#### EXERCISE MATERIAL ####

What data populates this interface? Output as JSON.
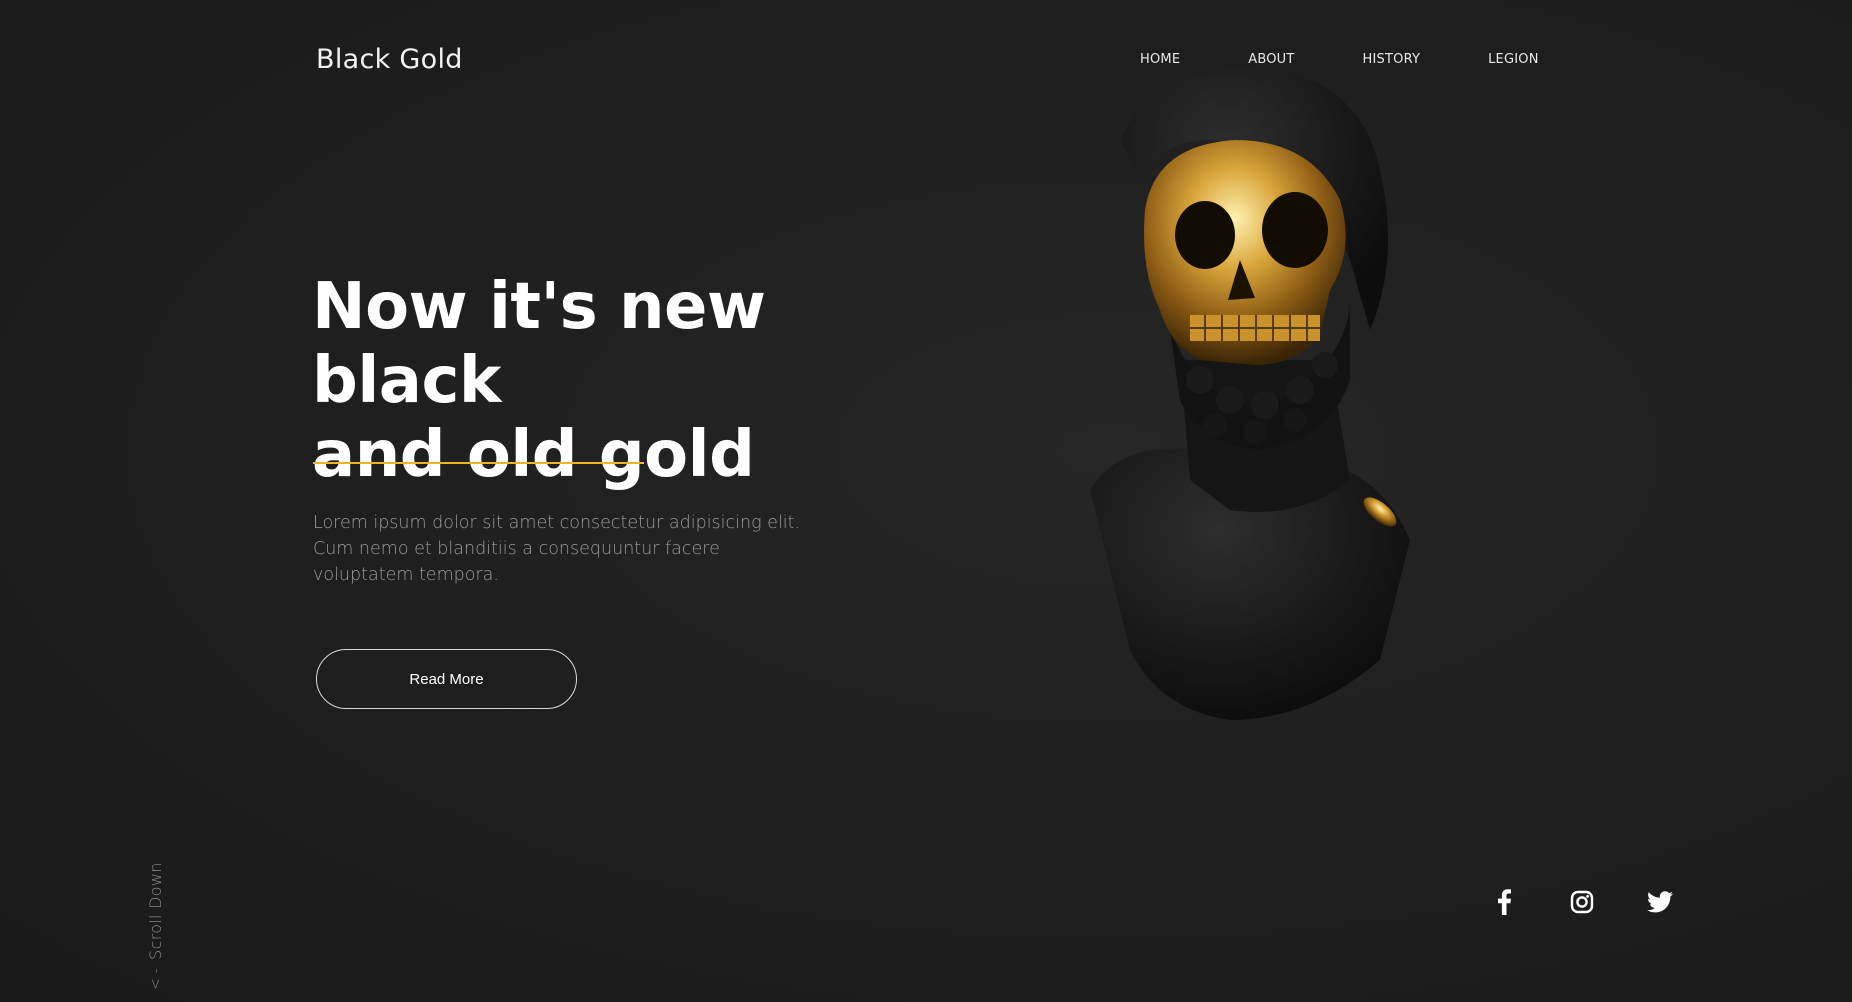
{
  "brand": {
    "name": "Black Gold"
  },
  "nav": {
    "items": [
      {
        "label": "HOME"
      },
      {
        "label": "ABOUT"
      },
      {
        "label": "HISTORY"
      },
      {
        "label": "LEGION"
      }
    ]
  },
  "hero": {
    "headline_line1": "Now it's new black",
    "headline_line2": "and old gold",
    "description": "Lorem ipsum dolor sit amet consectetur adipisicing elit. Cum nemo et blanditiis a consequuntur facere voluptatem tempora.",
    "cta_label": "Read More",
    "image_alt": "black bust with gold skull"
  },
  "scroll": {
    "label": "Scroll Down",
    "arrow": "< -"
  },
  "social": {
    "icons": [
      "facebook-icon",
      "instagram-icon",
      "twitter-icon"
    ]
  },
  "colors": {
    "background": "#1f1f1f",
    "accent": "#f0b429",
    "text": "#ffffff",
    "muted": "#9a9a9a"
  }
}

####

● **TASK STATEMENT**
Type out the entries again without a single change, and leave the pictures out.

● **FINISHED EXERCISE**
What data populates this interface? Output as JSON.
{
  "brand": {
    "name": "Black Gold"
  },
  "nav": {
    "items": [
      {
        "label": "HOME"
      },
      {
        "label": "ABOUT"
      },
      {
        "label": "HISTORY"
      },
      {
        "label": "LEGION"
      }
    ]
  },
  "hero": {
    "headline_line1": "Now it's new black",
    "headline_line2": "and old gold",
    "description": "Lorem ipsum dolor sit amet consectetur adipisicing elit. Cum nemo et blanditiis a consequuntur facere voluptatem tempora.",
    "cta_label": "Read More",
    "image_alt": "black bust with gold skull"
  },
  "scroll": {
    "label": "Scroll Down",
    "arrow": "< -"
  },
  "social": {
    "icons": [
      "facebook-icon",
      "instagram-icon",
      "twitter-icon"
    ]
  },
  "colors": {
    "background": "#1f1f1f",
    "accent": "#f0b429",
    "text": "#ffffff",
    "muted": "#9a9a9a"
  }
}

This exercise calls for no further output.